Carol’s Five Questions
I’m late as usual. Carol of May Dreams Gardens has posed five questions about gardening. I’ve blogged about most of them previously, but here they all are together:
What are you most proud of about your garden? The perennials I’ve grown from seed. I have terrible luck buying plants. I almost always manage to kill them. Seed is much cheaper so if only a few germinate and survive, I don’t feel like I have spent a fortune to obtain very little. Echinacea, Shasta Daisies, Rudbeckia, Dianthus, various Columbine, Alpine Strawberries, Thyme, Common Sage, Anise Hyssop, and Monarda fistulosa are the ones that come to mind.
When you go to sleep at night, what are you worried about in your garden? Squirrels! I hold my breath every morning when I make the daily rounds of my yard. Some days I just want to cry at what they have destroyed. But I can’t get too angry with them. They were here first. We have invaded their territory.
When others come and see your garden, what do you think they remember most about it? Like most gardeners, I would complain that not much is blooming at the time of the visit. Visitors, on the other hand, have told me that what impresses them most is the extent of my gardens and the variety of flowers, most of which they have never heard of.
What is your favorite gardening tool, the one you would recommend every gardener get? My seagrass basket that I bought at the Flower and Garden Show last year. It’s tough and weather-proof and holds everything: my tools, camera, sunscreen, plants, seeds, bulbs, plant markers, pencils. I’m always amazed at how much I can comfortably fit into it. It makes it so much easier to commute between my garden at home and my garden at Rutgers Gardens. I always have what I need.
If you woke up this morning with all the time and money in the world to spend in your garden, what would you do first? I would tear down the old shed that is steadily deteriorating in my backyard and replace it with a new, attractive one.* But not in the same spot. My shed currently occupies a corner on the side of my yard that gets close to full sun. I would place the new shed in the opposite corner of the yard. It would mean moving my shade garden from that corner to the side of the house and finding a new home for the birdbath, but it would be well worth it to expand my sunny border.

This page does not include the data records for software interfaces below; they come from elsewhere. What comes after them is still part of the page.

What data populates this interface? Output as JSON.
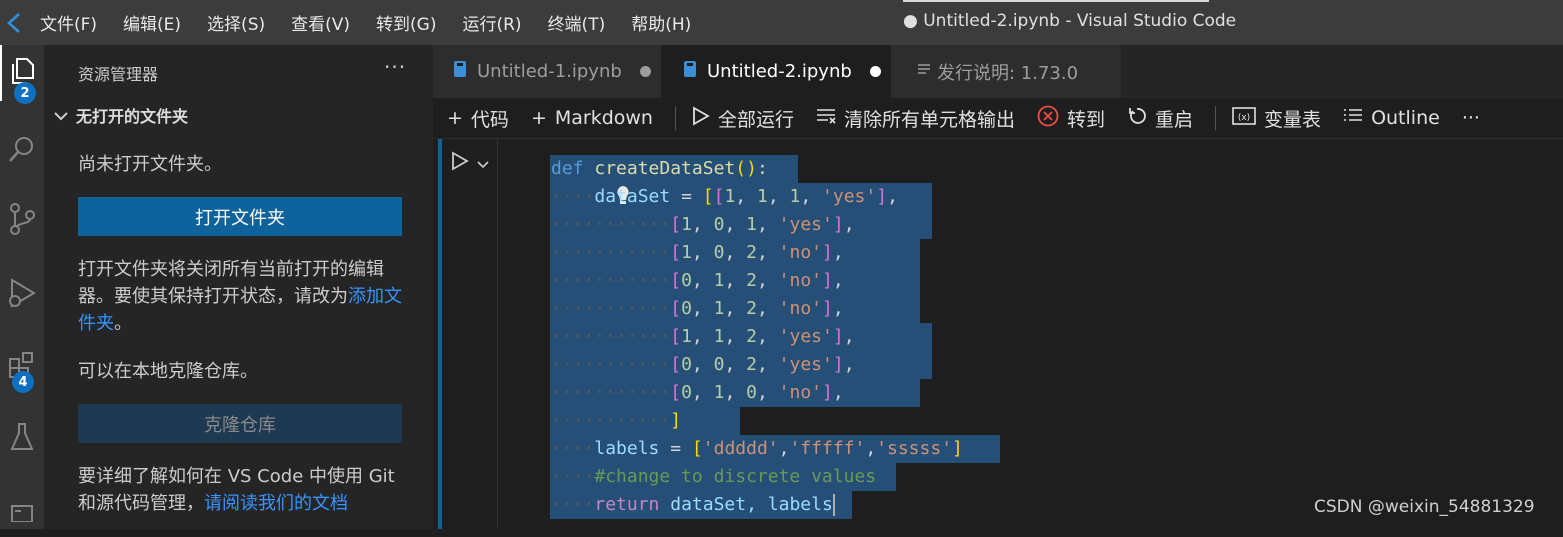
{
  "titlebar": {
    "menu": [
      "文件(F)",
      "编辑(E)",
      "选择(S)",
      "查看(V)",
      "转到(G)",
      "运行(R)",
      "终端(T)",
      "帮助(H)"
    ],
    "title": "● Untitled-2.ipynb - Visual Studio Code"
  },
  "activity_bar": {
    "explorer_badge": "2",
    "extensions_badge": "4"
  },
  "sidebar": {
    "header": "资源管理器",
    "more": "···",
    "section_title": "无打开的文件夹",
    "no_folder_text": "尚未打开文件夹。",
    "open_folder_button": "打开文件夹",
    "info_text_1": "打开文件夹将关闭所有当前打开的编辑器。要使其保持打开状态，请改为",
    "add_folder_link": "添加文件夹",
    "info_text_1_end": "。",
    "clone_text": "可以在本地克隆仓库。",
    "clone_button": "克隆仓库",
    "git_text": "要详细了解如何在 VS Code 中使用 Git 和源代码管理，",
    "git_link": "请阅读我们的文档"
  },
  "tabs": [
    {
      "label": "Untitled-1.ipynb",
      "active": false,
      "dirty": true
    },
    {
      "label": "Untitled-2.ipynb",
      "active": true,
      "dirty": true
    },
    {
      "label": "发行说明: 1.73.0",
      "active": false,
      "dirty": false
    }
  ],
  "notebook_toolbar": {
    "add_code": "代码",
    "add_markdown": "Markdown",
    "run_all": "全部运行",
    "clear_outputs": "清除所有单元格输出",
    "goto": "转到",
    "restart": "重启",
    "variables": "变量表",
    "outline": "Outline",
    "more": "···"
  },
  "code": {
    "def": "def",
    "func": "createDataSet",
    "dataset_var": "dataSet",
    "rows": [
      [
        "1",
        "1",
        "1",
        "'yes'"
      ],
      [
        "1",
        "0",
        "1",
        "'yes'"
      ],
      [
        "1",
        "0",
        "2",
        "'no'"
      ],
      [
        "0",
        "1",
        "2",
        "'no'"
      ],
      [
        "0",
        "1",
        "2",
        "'no'"
      ],
      [
        "1",
        "1",
        "2",
        "'yes'"
      ],
      [
        "0",
        "0",
        "2",
        "'yes'"
      ],
      [
        "0",
        "1",
        "0",
        "'no'"
      ]
    ],
    "labels_var": "labels",
    "labels_values": [
      "'ddddd'",
      "'fffff'",
      "'sssss'"
    ],
    "comment": "#change to discrete values",
    "return_kw": "return",
    "return_values": "dataSet, labels"
  },
  "colors": {
    "accent": "#0e639c",
    "selection": "#264f78",
    "badge": "#0e70c0",
    "link": "#3794ff"
  },
  "watermark": "CSDN @weixin_54881329"
}
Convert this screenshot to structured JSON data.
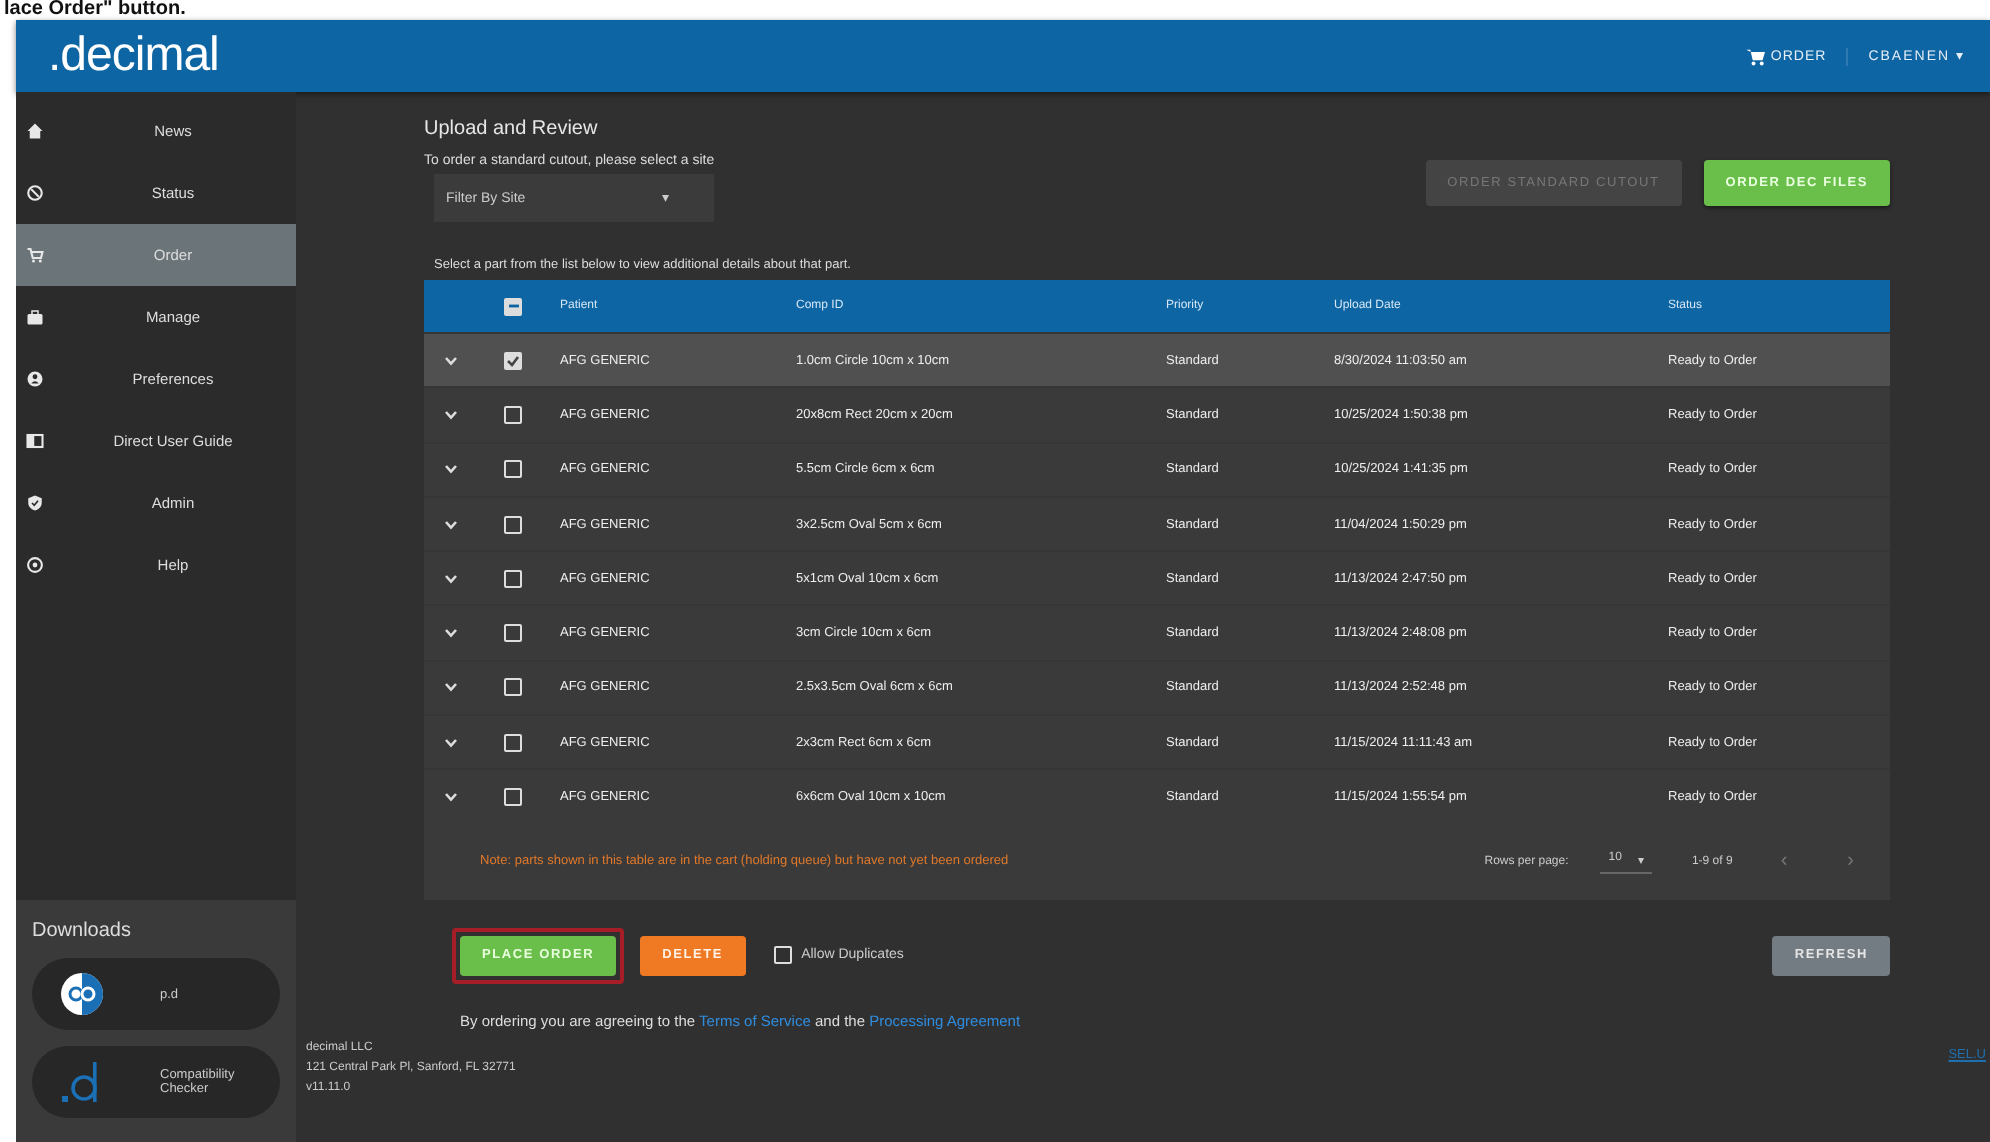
{
  "caption": "lace Order\" button.",
  "header": {
    "logo": ".decimal",
    "cart_label": "ORDER",
    "user": "CBAENEN",
    "user_caret": "▾"
  },
  "sidebar": {
    "items": [
      {
        "label": "News",
        "selected": false
      },
      {
        "label": "Status",
        "selected": false
      },
      {
        "label": "Order",
        "selected": true
      },
      {
        "label": "Manage",
        "selected": false
      },
      {
        "label": "Preferences",
        "selected": false
      },
      {
        "label": "Direct User Guide",
        "selected": false
      },
      {
        "label": "Admin",
        "selected": false
      },
      {
        "label": "Help",
        "selected": false
      }
    ],
    "downloads": {
      "title": "Downloads",
      "items": [
        {
          "kind": "pd",
          "label": "p.d"
        },
        {
          "kind": "d",
          "label": "Compatibility Checker"
        }
      ]
    }
  },
  "main": {
    "title": "Upload and Review",
    "site_prompt": "To order a standard cutout, please select a site",
    "site_select": {
      "placeholder": "Filter By Site",
      "caret": "▾"
    },
    "buttons": [
      {
        "label": "ORDER STANDARD CUTOUT",
        "disabled": true
      },
      {
        "label": "ORDER DEC FILES",
        "disabled": false
      }
    ],
    "table_hint": "Select a part from the list below to view additional details about that part.",
    "table": {
      "header_checked": true,
      "columns": [
        "Patient",
        "Comp ID",
        "Priority",
        "Upload Date",
        "Status"
      ],
      "rows": [
        {
          "selected": true,
          "checked": true,
          "cells": [
            "AFG GENERIC",
            "1.0cm Circle 10cm x 10cm",
            "Standard",
            "8/30/2024 11:03:50 am",
            "Ready to Order"
          ]
        },
        {
          "selected": false,
          "checked": false,
          "cells": [
            "AFG GENERIC",
            "20x8cm Rect 20cm x 20cm",
            "Standard",
            "10/25/2024 1:50:38 pm",
            "Ready to Order"
          ]
        },
        {
          "selected": false,
          "checked": false,
          "cells": [
            "AFG GENERIC",
            "5.5cm Circle 6cm x 6cm",
            "Standard",
            "10/25/2024 1:41:35 pm",
            "Ready to Order"
          ]
        },
        {
          "selected": false,
          "checked": false,
          "cells": [
            "AFG GENERIC",
            "3x2.5cm Oval 5cm x 6cm",
            "Standard",
            "11/04/2024 1:50:29 pm",
            "Ready to Order"
          ]
        },
        {
          "selected": false,
          "checked": false,
          "cells": [
            "AFG GENERIC",
            "5x1cm Oval 10cm x 6cm",
            "Standard",
            "11/13/2024 2:47:50 pm",
            "Ready to Order"
          ]
        },
        {
          "selected": false,
          "checked": false,
          "cells": [
            "AFG GENERIC",
            "3cm Circle 10cm x 6cm",
            "Standard",
            "11/13/2024 2:48:08 pm",
            "Ready to Order"
          ]
        },
        {
          "selected": false,
          "checked": false,
          "cells": [
            "AFG GENERIC",
            "2.5x3.5cm Oval 6cm x 6cm",
            "Standard",
            "11/13/2024 2:52:48 pm",
            "Ready to Order"
          ]
        },
        {
          "selected": false,
          "checked": false,
          "cells": [
            "AFG GENERIC",
            "2x3cm Rect 6cm x 6cm",
            "Standard",
            "11/15/2024 11:11:43 am",
            "Ready to Order"
          ]
        },
        {
          "selected": false,
          "checked": false,
          "cells": [
            "AFG GENERIC",
            "6x6cm Oval 10cm x 10cm",
            "Standard",
            "11/15/2024 1:55:54 pm",
            "Ready to Order"
          ]
        }
      ],
      "note": "Note: parts shown in this table are in the cart (holding queue) but have not yet been ordered",
      "pagination": {
        "rows_label": "Rows per page:",
        "rows_value": "10",
        "caret": "▾",
        "range": "1-9 of 9",
        "prev": "‹",
        "next": "›"
      }
    },
    "actions": [
      {
        "kind": "place",
        "label": "PLACE ORDER",
        "highlighted": true
      },
      {
        "kind": "delete",
        "label": "DELETE",
        "highlighted": false
      }
    ],
    "allow_duplicates": {
      "label": "Allow Duplicates",
      "checked": false
    },
    "refresh": "REFRESH",
    "terms": {
      "before": "By ordering you are agreeing to the",
      "link1": "Terms of Service",
      "middle": "and the",
      "link2": "Processing Agreement"
    },
    "footer": [
      "decimal LLC",
      "121 Central Park Pl, Sanford, FL 32771",
      "v11.11.0"
    ],
    "corner_link": "SEL.U"
  }
}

*For those of you who don’t live in NJ, getting rid of construction debris is horribly expensive because of the lack of landfill space to put it. In the few cases where I have replaced something like a porch or sidewalk, it has cost more to get rid of the old materials than the cost of new materials and labor combined.